**ACTIVITY**
Which lines in the records below mention the word "true"? Copy each one out.

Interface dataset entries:
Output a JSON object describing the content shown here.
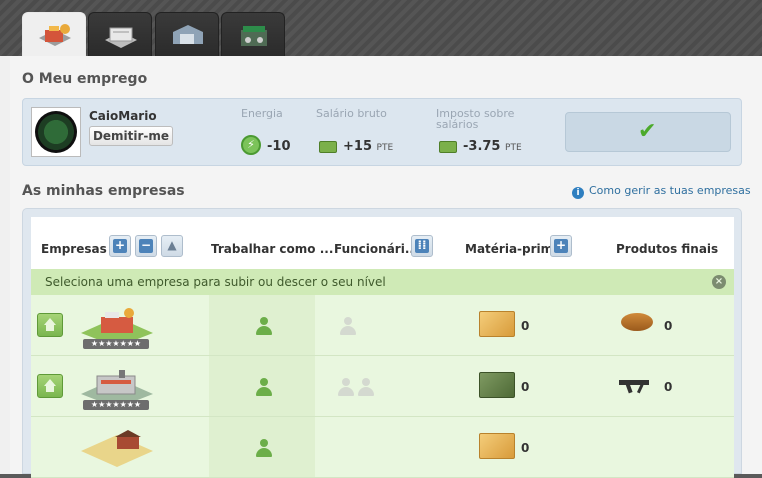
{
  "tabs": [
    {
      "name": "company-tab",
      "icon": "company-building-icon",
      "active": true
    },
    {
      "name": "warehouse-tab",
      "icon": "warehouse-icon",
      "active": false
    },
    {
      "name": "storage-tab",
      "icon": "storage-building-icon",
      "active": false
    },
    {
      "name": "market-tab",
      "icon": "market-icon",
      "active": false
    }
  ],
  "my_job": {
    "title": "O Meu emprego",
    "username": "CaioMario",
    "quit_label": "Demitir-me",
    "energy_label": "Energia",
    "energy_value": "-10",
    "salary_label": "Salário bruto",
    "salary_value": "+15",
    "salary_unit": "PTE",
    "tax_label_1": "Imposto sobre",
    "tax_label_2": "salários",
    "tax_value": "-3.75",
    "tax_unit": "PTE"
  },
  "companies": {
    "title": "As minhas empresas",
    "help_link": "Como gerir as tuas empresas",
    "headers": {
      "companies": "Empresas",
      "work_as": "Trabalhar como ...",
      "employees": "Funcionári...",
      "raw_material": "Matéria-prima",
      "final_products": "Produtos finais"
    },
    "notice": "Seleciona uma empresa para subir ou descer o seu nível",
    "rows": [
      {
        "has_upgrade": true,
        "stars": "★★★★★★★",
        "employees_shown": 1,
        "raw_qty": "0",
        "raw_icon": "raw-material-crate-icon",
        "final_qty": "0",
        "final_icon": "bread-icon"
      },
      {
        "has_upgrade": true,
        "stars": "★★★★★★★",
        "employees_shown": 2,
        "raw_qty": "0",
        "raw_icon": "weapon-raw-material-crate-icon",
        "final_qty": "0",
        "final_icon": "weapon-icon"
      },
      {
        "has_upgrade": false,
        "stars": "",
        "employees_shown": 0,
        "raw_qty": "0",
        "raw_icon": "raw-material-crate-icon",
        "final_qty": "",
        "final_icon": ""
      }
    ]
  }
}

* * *

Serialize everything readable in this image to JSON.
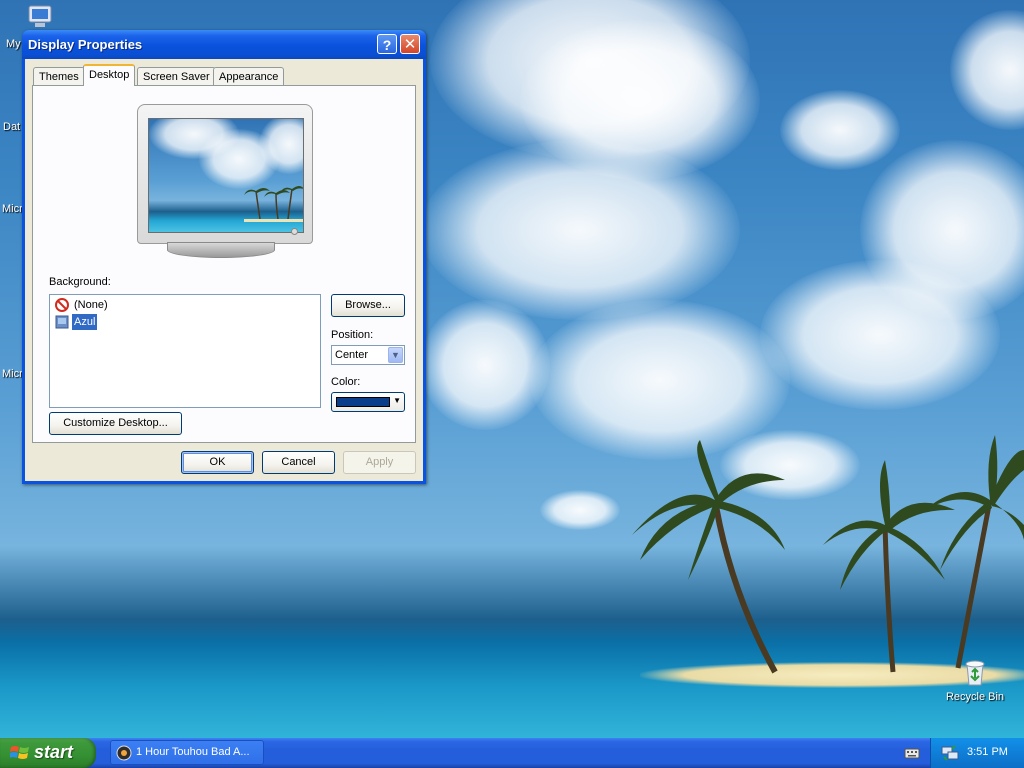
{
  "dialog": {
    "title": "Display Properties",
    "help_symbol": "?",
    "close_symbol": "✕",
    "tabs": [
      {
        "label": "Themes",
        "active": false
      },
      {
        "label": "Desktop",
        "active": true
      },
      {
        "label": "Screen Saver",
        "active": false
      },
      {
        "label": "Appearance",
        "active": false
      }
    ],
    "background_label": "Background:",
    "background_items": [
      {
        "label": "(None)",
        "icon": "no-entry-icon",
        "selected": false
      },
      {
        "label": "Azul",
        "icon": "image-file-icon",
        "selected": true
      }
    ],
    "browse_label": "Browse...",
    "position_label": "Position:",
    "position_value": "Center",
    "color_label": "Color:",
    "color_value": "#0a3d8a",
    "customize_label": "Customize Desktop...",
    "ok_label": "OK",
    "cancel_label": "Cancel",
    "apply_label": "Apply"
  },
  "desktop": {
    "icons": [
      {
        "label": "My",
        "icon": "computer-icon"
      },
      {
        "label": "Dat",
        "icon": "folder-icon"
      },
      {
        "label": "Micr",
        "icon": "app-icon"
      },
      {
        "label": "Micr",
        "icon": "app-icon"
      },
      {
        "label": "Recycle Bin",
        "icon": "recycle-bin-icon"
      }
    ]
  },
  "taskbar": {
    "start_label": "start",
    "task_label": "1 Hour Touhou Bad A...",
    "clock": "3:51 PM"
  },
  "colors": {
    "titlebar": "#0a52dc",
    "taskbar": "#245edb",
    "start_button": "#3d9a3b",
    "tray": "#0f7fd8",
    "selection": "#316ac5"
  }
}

**SOLUTION**
      "active": true
        "has_upgrade": true,
        "has_upgrade": true,
        "active": true
        "selected": true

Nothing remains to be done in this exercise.